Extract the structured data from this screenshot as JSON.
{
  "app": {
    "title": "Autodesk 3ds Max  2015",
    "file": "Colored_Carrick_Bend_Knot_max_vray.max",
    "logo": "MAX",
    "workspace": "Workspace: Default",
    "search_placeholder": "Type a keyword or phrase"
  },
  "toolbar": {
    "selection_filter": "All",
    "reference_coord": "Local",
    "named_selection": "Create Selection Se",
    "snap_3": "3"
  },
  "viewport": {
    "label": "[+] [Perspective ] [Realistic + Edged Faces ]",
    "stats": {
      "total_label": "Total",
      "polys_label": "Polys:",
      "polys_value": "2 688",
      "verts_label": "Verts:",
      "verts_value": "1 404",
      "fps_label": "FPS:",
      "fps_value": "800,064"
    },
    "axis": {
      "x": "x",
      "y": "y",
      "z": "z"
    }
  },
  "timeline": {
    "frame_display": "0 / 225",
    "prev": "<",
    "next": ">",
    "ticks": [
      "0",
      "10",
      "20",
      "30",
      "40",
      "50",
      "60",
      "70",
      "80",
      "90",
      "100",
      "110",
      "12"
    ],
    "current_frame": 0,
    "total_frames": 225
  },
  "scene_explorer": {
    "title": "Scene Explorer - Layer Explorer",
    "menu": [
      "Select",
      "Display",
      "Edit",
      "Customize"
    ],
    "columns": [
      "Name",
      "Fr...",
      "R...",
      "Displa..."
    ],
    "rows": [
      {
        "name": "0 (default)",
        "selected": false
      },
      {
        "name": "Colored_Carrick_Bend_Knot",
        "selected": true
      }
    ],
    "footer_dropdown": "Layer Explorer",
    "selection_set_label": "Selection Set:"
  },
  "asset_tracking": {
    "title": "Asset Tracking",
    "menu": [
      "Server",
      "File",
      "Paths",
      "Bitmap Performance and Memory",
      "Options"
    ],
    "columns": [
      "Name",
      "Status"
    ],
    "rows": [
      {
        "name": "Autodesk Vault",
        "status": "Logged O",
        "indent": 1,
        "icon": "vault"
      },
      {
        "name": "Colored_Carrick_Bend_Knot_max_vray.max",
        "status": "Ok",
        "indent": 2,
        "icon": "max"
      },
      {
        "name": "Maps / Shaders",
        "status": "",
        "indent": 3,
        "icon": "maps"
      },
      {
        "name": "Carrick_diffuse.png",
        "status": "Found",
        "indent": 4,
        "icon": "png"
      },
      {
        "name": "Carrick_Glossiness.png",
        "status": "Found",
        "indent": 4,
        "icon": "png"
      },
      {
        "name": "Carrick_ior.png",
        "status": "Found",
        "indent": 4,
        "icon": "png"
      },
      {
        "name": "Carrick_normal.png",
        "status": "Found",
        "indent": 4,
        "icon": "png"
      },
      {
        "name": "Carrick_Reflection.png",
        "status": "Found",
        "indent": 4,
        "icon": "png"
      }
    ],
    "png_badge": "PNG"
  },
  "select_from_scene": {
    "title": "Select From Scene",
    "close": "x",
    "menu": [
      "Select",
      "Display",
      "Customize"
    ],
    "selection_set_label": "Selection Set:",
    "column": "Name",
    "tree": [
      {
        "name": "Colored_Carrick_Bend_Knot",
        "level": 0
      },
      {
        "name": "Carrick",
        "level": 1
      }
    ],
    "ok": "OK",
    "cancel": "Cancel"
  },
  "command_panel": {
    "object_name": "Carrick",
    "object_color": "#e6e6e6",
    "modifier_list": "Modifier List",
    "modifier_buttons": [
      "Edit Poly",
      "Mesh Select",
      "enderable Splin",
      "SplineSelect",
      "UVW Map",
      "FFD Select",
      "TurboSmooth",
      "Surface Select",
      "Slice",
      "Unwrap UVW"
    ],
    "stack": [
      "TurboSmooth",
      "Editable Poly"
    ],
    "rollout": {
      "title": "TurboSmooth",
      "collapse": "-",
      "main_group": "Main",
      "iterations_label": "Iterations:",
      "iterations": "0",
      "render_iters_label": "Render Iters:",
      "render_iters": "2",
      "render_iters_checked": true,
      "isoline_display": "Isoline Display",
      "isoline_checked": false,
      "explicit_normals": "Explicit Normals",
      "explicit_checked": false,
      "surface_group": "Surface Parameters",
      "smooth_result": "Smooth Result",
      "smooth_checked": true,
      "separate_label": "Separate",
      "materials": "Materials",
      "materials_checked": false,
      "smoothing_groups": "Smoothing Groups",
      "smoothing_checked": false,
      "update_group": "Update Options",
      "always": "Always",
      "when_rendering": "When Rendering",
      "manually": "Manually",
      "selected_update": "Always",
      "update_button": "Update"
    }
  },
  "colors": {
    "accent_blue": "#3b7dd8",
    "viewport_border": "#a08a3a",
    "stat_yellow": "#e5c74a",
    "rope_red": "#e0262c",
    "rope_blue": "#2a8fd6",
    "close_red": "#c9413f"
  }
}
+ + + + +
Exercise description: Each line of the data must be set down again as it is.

Answer to this task:
Extract the structured data from this screenshot as JSON.
{
  "app": {
    "title": "Autodesk 3ds Max  2015",
    "file": "Colored_Carrick_Bend_Knot_max_vray.max",
    "logo": "MAX",
    "workspace": "Workspace: Default",
    "search_placeholder": "Type a keyword or phrase"
  },
  "toolbar": {
    "selection_filter": "All",
    "reference_coord": "Local",
    "named_selection": "Create Selection Se",
    "snap_3": "3"
  },
  "viewport": {
    "label": "[+] [Perspective ] [Realistic + Edged Faces ]",
    "stats": {
      "total_label": "Total",
      "polys_label": "Polys:",
      "polys_value": "2 688",
      "verts_label": "Verts:",
      "verts_value": "1 404",
      "fps_label": "FPS:",
      "fps_value": "800,064"
    },
    "axis": {
      "x": "x",
      "y": "y",
      "z": "z"
    }
  },
  "timeline": {
    "frame_display": "0 / 225",
    "prev": "<",
    "next": ">",
    "ticks": [
      "0",
      "10",
      "20",
      "30",
      "40",
      "50",
      "60",
      "70",
      "80",
      "90",
      "100",
      "110",
      "12"
    ],
    "current_frame": 0,
    "total_frames": 225
  },
  "scene_explorer": {
    "title": "Scene Explorer - Layer Explorer",
    "menu": [
      "Select",
      "Display",
      "Edit",
      "Customize"
    ],
    "columns": [
      "Name",
      "Fr...",
      "R...",
      "Displa..."
    ],
    "rows": [
      {
        "name": "0 (default)",
        "selected": false
      },
      {
        "name": "Colored_Carrick_Bend_Knot",
        "selected": true
      }
    ],
    "footer_dropdown": "Layer Explorer",
    "selection_set_label": "Selection Set:"
  },
  "asset_tracking": {
    "title": "Asset Tracking",
    "menu": [
      "Server",
      "File",
      "Paths",
      "Bitmap Performance and Memory",
      "Options"
    ],
    "columns": [
      "Name",
      "Status"
    ],
    "rows": [
      {
        "name": "Autodesk Vault",
        "status": "Logged O",
        "indent": 1,
        "icon": "vault"
      },
      {
        "name": "Colored_Carrick_Bend_Knot_max_vray.max",
        "status": "Ok",
        "indent": 2,
        "icon": "max"
      },
      {
        "name": "Maps / Shaders",
        "status": "",
        "indent": 3,
        "icon": "maps"
      },
      {
        "name": "Carrick_diffuse.png",
        "status": "Found",
        "indent": 4,
        "icon": "png"
      },
      {
        "name": "Carrick_Glossiness.png",
        "status": "Found",
        "indent": 4,
        "icon": "png"
      },
      {
        "name": "Carrick_ior.png",
        "status": "Found",
        "indent": 4,
        "icon": "png"
      },
      {
        "name": "Carrick_normal.png",
        "status": "Found",
        "indent": 4,
        "icon": "png"
      },
      {
        "name": "Carrick_Reflection.png",
        "status": "Found",
        "indent": 4,
        "icon": "png"
      }
    ],
    "png_badge": "PNG"
  },
  "select_from_scene": {
    "title": "Select From Scene",
    "close": "x",
    "menu": [
      "Select",
      "Display",
      "Customize"
    ],
    "selection_set_label": "Selection Set:",
    "column": "Name",
    "tree": [
      {
        "name": "Colored_Carrick_Bend_Knot",
        "level": 0
      },
      {
        "name": "Carrick",
        "level": 1
      }
    ],
    "ok": "OK",
    "cancel": "Cancel"
  },
  "command_panel": {
    "object_name": "Carrick",
    "object_color": "#e6e6e6",
    "modifier_list": "Modifier List",
    "modifier_buttons": [
      "Edit Poly",
      "Mesh Select",
      "enderable Splin",
      "SplineSelect",
      "UVW Map",
      "FFD Select",
      "TurboSmooth",
      "Surface Select",
      "Slice",
      "Unwrap UVW"
    ],
    "stack": [
      "TurboSmooth",
      "Editable Poly"
    ],
    "rollout": {
      "title": "TurboSmooth",
      "collapse": "-",
      "main_group": "Main",
      "iterations_label": "Iterations:",
      "iterations": "0",
      "render_iters_label": "Render Iters:",
      "render_iters": "2",
      "render_iters_checked": true,
      "isoline_display": "Isoline Display",
      "isoline_checked": false,
      "explicit_normals": "Explicit Normals",
      "explicit_checked": false,
      "surface_group": "Surface Parameters",
      "smooth_result": "Smooth Result",
      "smooth_checked": true,
      "separate_label": "Separate",
      "materials": "Materials",
      "materials_checked": false,
      "smoothing_groups": "Smoothing Groups",
      "smoothing_checked": false,
      "update_group": "Update Options",
      "always": "Always",
      "when_rendering": "When Rendering",
      "manually": "Manually",
      "selected_update": "Always",
      "update_button": "Update"
    }
  },
  "colors": {
    "accent_blue": "#3b7dd8",
    "viewport_border": "#a08a3a",
    "stat_yellow": "#e5c74a",
    "rope_red": "#e0262c",
    "rope_blue": "#2a8fd6",
    "close_red": "#c9413f"
  }
}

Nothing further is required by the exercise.